Information supplied:
------------------------------------------------

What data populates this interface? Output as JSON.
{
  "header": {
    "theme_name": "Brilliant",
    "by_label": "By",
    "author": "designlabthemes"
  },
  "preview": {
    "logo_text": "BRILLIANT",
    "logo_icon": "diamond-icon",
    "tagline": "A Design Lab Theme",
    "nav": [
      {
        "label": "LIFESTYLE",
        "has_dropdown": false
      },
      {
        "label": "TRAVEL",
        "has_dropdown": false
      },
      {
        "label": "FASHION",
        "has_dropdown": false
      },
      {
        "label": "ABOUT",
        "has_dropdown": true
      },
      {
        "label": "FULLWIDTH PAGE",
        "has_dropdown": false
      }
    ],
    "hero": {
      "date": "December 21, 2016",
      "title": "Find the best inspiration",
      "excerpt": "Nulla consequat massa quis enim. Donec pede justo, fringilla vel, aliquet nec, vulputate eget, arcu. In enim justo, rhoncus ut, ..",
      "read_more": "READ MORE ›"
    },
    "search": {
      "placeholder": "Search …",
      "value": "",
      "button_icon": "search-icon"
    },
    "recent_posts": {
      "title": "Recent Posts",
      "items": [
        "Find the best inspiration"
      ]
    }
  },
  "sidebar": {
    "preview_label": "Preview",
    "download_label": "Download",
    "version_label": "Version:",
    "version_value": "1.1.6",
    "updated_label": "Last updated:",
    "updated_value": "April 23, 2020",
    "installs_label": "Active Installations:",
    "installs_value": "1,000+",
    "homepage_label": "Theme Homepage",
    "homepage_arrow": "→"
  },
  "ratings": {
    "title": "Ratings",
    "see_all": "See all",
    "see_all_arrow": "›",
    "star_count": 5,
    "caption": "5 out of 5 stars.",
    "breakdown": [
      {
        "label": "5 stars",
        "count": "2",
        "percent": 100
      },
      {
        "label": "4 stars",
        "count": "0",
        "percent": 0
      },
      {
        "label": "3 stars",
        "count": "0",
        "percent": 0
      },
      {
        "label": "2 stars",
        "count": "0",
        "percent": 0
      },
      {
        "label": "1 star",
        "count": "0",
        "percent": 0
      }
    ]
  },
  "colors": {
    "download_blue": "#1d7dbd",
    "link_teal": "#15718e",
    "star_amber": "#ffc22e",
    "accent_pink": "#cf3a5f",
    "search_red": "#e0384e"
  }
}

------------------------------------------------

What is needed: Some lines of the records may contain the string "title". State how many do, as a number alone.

Exercise answer: 3